Late last year the Health Council of the Netherlands presented an official report containing new recommendations for the nation’s health and nutrition. Their report was presented simultaneously to the Dutch Ministry of Health, Wellness and Sports, as well as to the Secretary of Economic Affairs. I find the guidelines provided by the Council just as interesting as the recipients of their research. It demonstrates very adequately the awareness in this country that a population’s health has a direct effect not only on the wellness the nation, but on its general economic situation as well.
The Health Council departed from previously accepted national guidelines dating from 2006 and 2011 in a few interesting and significant ways. Firstly, the Council chose to shift their focus from a survey of nutrients, to a broader overview of individual foods. Furthermore, the Health Council also analysed the country’s ten most prevalent chronic diseases directly related to inadequate or unhealthy eating patterns. In doing so, their research was meant to shed light on the importance of a changing diet in the nation’s future, while making it clear that national health can be changed for the better in many cases by a simple change of eating pattern.
In March of this year, the Dutch National Nutrition Board published its new dietary guidelines based upon the Health Council’s findings. The Nutrition Board is the central opinion maker in the country, as well as a general consumer and professional resource on health issues. Their new dietary guidelines are taken seriously by educators, parents and health professionals.
The single most important change in their newly recommended dietary guidelines are to be found quickly: the Dutch Nutrition Board makes a clear statement towards a decrease of meat in general, and processed meats specifically. Their recommendation for a healthy diet is largely plant-based is in fact, largely plant-based. In a country where meat and dairy have always been considered essential sources of daily protein, the nation’s new nutritional guidance is in fact nothing short of revolutionary.
The Dutch Nutrition Board’s guidelines are available on-line in a comprehensive, one hundred page document. Essentially they provide the information needed for good health as visualised in a circle called the “Schijf van Vijf” (literally translated in English as the Five-faceted Circle). The published guidelines include a comprehensive view not only on nutrition and health but also on the importance of sustainability in the general scheme of things. Although it could be quite easy to miss the importance of including sustainability in general health guidelines, food influentials and the press have most definitely taken notice that the Board has recognised that environment has an influence on a population’s eating patterns.
The essence of the new food-based dietary guidelines in the Netherlands
The Circle of Five is divided into the following groups :
- Bread, grains and potatoes
- Dairy, nuts, fish, eggs, pulses and meat
- Fats and oils
- Vegetables and fruits

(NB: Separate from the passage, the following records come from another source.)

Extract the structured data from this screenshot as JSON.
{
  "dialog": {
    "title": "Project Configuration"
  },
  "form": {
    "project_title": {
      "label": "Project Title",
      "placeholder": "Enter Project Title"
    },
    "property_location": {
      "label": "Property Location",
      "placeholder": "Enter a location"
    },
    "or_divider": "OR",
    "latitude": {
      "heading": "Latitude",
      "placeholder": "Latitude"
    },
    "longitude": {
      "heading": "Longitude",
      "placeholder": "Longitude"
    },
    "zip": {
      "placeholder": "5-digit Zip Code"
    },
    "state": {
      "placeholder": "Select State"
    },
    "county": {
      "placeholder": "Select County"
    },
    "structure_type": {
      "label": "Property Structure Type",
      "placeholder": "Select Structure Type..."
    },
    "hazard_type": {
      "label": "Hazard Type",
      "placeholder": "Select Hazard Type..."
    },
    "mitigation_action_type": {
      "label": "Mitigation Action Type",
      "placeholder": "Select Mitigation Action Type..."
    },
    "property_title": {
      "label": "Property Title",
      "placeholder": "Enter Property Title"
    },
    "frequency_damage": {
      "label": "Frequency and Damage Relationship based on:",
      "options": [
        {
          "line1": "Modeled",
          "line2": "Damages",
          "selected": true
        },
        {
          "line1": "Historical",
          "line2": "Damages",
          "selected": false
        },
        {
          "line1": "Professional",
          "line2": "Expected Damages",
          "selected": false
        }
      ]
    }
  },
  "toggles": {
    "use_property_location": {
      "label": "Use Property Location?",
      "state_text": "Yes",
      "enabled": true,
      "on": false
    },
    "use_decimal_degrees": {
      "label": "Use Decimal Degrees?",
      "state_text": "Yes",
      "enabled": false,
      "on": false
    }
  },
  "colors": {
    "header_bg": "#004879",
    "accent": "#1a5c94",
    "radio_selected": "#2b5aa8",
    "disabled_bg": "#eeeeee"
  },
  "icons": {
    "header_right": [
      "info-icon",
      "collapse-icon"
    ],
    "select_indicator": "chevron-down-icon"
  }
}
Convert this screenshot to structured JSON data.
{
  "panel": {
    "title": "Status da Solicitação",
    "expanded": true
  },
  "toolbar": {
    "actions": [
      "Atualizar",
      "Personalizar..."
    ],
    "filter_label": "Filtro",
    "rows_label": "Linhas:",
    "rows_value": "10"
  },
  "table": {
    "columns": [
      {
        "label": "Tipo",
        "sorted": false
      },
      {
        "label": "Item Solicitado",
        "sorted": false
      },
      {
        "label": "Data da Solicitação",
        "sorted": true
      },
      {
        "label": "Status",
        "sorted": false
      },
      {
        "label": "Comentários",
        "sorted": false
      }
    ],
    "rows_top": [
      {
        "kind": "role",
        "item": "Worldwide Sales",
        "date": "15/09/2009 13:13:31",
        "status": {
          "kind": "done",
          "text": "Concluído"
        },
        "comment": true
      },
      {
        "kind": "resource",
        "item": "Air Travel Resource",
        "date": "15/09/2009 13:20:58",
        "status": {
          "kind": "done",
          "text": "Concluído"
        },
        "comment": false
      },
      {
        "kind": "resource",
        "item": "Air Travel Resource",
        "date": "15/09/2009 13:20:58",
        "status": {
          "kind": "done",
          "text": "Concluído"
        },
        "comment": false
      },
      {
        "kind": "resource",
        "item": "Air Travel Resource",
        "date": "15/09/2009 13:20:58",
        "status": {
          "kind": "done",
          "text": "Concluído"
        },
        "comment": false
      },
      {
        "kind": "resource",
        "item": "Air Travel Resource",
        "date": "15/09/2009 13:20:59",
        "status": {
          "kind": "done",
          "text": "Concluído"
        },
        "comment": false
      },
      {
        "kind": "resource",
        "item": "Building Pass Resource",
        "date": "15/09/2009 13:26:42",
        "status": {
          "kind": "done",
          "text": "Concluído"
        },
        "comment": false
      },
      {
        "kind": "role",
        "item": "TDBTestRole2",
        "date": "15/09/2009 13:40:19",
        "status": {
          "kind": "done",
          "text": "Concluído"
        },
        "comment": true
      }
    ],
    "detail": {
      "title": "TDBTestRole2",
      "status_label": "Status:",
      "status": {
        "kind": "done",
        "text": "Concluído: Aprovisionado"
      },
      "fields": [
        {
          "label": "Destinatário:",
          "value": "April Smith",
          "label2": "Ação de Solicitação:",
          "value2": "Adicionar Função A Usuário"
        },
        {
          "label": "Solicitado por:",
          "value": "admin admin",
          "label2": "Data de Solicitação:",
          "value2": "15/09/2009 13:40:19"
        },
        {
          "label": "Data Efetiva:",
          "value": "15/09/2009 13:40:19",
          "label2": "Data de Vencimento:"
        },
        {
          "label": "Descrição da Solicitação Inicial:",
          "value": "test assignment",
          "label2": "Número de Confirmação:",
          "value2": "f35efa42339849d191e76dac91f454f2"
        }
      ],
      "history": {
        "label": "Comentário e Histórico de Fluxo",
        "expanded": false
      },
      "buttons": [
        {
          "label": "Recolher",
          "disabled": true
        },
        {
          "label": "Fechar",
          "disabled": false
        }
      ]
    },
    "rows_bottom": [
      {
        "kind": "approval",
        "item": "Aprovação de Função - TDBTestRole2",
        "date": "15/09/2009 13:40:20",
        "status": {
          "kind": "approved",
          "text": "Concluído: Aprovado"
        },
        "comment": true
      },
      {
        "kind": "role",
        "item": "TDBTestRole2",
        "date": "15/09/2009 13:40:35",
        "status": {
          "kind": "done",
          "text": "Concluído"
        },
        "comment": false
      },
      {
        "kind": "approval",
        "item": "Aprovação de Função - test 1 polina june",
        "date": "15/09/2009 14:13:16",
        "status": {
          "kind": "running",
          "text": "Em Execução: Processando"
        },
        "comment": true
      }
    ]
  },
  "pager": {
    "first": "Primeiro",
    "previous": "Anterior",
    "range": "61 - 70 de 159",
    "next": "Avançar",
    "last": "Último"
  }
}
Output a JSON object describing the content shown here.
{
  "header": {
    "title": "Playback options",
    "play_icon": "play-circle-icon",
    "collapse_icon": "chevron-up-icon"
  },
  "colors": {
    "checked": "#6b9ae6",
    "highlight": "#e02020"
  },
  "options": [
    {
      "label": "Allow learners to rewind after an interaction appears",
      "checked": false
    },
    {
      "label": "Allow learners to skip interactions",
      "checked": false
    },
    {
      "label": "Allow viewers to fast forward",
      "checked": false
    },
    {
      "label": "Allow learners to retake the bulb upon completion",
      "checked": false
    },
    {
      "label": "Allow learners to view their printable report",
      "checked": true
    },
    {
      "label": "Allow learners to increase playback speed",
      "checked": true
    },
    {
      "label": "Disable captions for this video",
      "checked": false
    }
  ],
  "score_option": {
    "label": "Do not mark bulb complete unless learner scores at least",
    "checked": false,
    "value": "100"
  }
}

- Beverages with a focus on water and tea
Each section of the circle includes a variety of food choices. The Nutrition Board explicitly states that those foods not included in the dietary circle of things, are not considered to be a part of a healthy diet. To name a simple example, whole wheat bread is included in the circle, white processed bread is not.
The Nutrition Board specifies their general recommendations for a healthy diet based upon the Circle of Five, specifically with the thirteen details to follow, namely :
- Eat the quantity from each part of the circle, as advised
- Eat vegetables on a daily basis
- Eat fruit on a daily basis
- Choose healthy fats
- Eat dairy on a daily basis, whether from milk, yoghurt or cheese
- Choose vegetable-based proteins on a regular basis
- Eat unsalted nuts on a daily basis
- Eat fish, preferably fatty fish, on a weekly basis
- Eat pulses and beans on a weekly basis
- Limit the consumption of meat to no more than 500 grams weekly
- Eat whole grain brown bread on a daily basis, and choose whole grains as well
- Drink water, green or black tea and choose for freshly filtered coffee
- Add sugars and salts as little as possible to food or drinks
Although many nutritionists are not amused by the new guidelines, claiming for example that both dairy and breads should be limited if not excluded in the daily diet in order to ensure good health, the new Dietary Guidelines provided by the Dutch Nutrition Board are true food for thought!
The average Dutch family meal has not as been turned upside down since the March 2016 introduction of new guidelines; neither have the average restaurant menus. However, I am utterly convinced that the general population is becoming more and more aware of the importance of a plant-based diet and of the negative effects to health created by processed foods. Last but not least, a a very rapid rate the importance of drinking water rather than soft-drinks, is becoming a part of generally accepted opinion.
What do you think, should we be cutting back on the meat? Share your thoughts below and on social media using #foodrevolution.